A bow with hands together: gassho!

A Mantra of Strength and Acceptance

I am worthy
Of love, happiness, and fulfillment.
I am powerful
Enough to endure any hardship.

Everything will work out
In its own manifestation of change.
Through positive thought and action,
I can achieve *anything*.

Worry and fear bring nothing,
While faith and intention grow wonders.

I am but one infinitesimal speck in the universe,
But I instill my existence with gratitude and meaning.

Come what may,
I am flawed yet beautiful,
And so is the divine, changing nature of All.
Paradox—
Perfect as I am
AND
Benefiting from the work of self-development

Gassho.

Partnership

The lesson I’ve learned about love in the last few weeks is the wisdom of “love the one you’re with”.
You can either appreciate and affirm the partnership you have, or you can look for another.
The seduction of wanting another is in thinking that there are other people who complete you—people who readily match with you in all the important ways and with whom you have a deep connection as though the two of you were one twinned whole. This, however, is pure fantasy, the undying yearning of Aristophanes’ myth, yet human, all too human. It’s another iteration of the human desire for the completion of God, this time in the form of relationship.
Other partners, no matter who, will always have flaws, points of disconnection as well as connection, and all relationships will take work. None will be fully easy, and in my experience, even easy ones get hard over time – yearning for it to be otherwise is yearning for this easy completion, the twinned souls looking to become one. If you are looking for someone to make you feel this way, you probably need to work on your love for yourself.
Loving the one you are with, on the other hand, is not waiting for someone who will *make you feel* perfect, rather an engagement which acts out the feelings, acting your reactions—spilling them over into a hyperabundant embrace of the other person’s virtues and faults, warts and all. Only in enacting this embrace, this full, loving affirmation, can one truly see the beloved, enabling the ecstatic dissolution of I-You into real depth of soul. This is how one finds and enacts a deep soul connection with a partner. It’s not a passively felt emotion. It’s an ecstatic and compassionate act, not a feeling—an embrace beyond I and you, not a completion of you and me into one.
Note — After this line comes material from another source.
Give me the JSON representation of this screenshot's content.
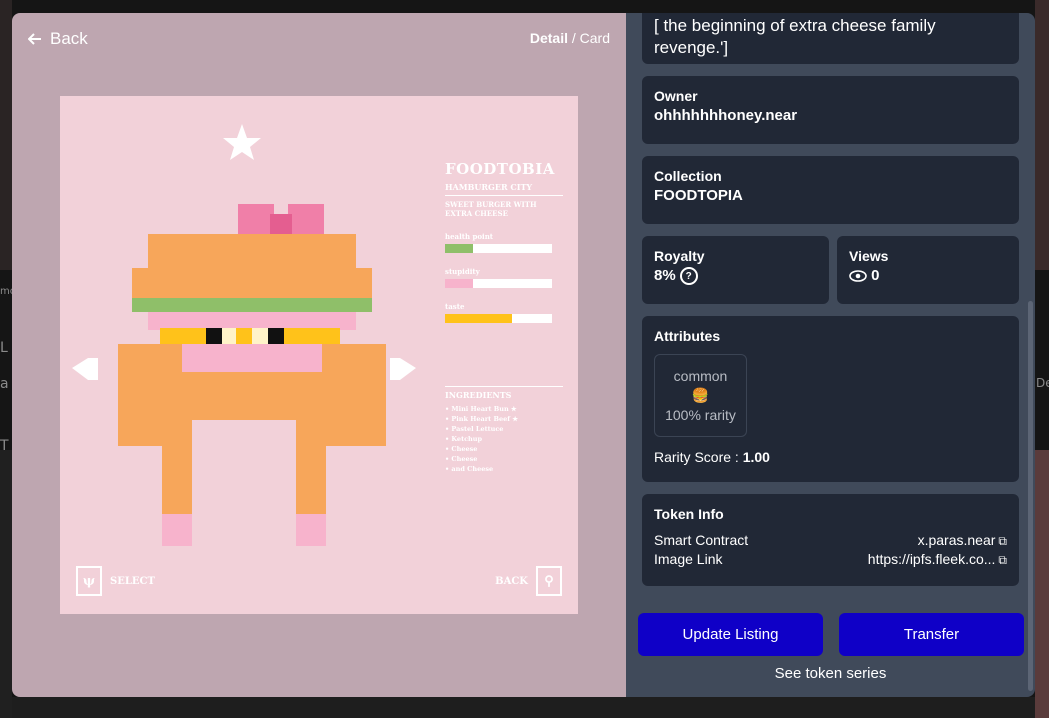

Narratives

The telling of our own stories—
we’re experts at this.
Narratives twist and unfurl,
in our minds and from our mouths—
Arachne’s weaving on an equally epic scale,
the scale of our lives.

Yet no matter how exciting,
dramatic,
or depressing the tale,
the big picture is the same—
All is.
All changes,
and I am not separate from All.

My life, like the waves in the ocean,
rises and falls,
ceases to be distinct
as it crashes down into the water of the whole.

No matter how good the yarn,
how dashing or clever I may be as a hero/ine,
such is life.
Such is the Universe.
I can either see this with gratitude,
affirming every moment of this eternal return,
or continue to wrap myself
in the blanket of story.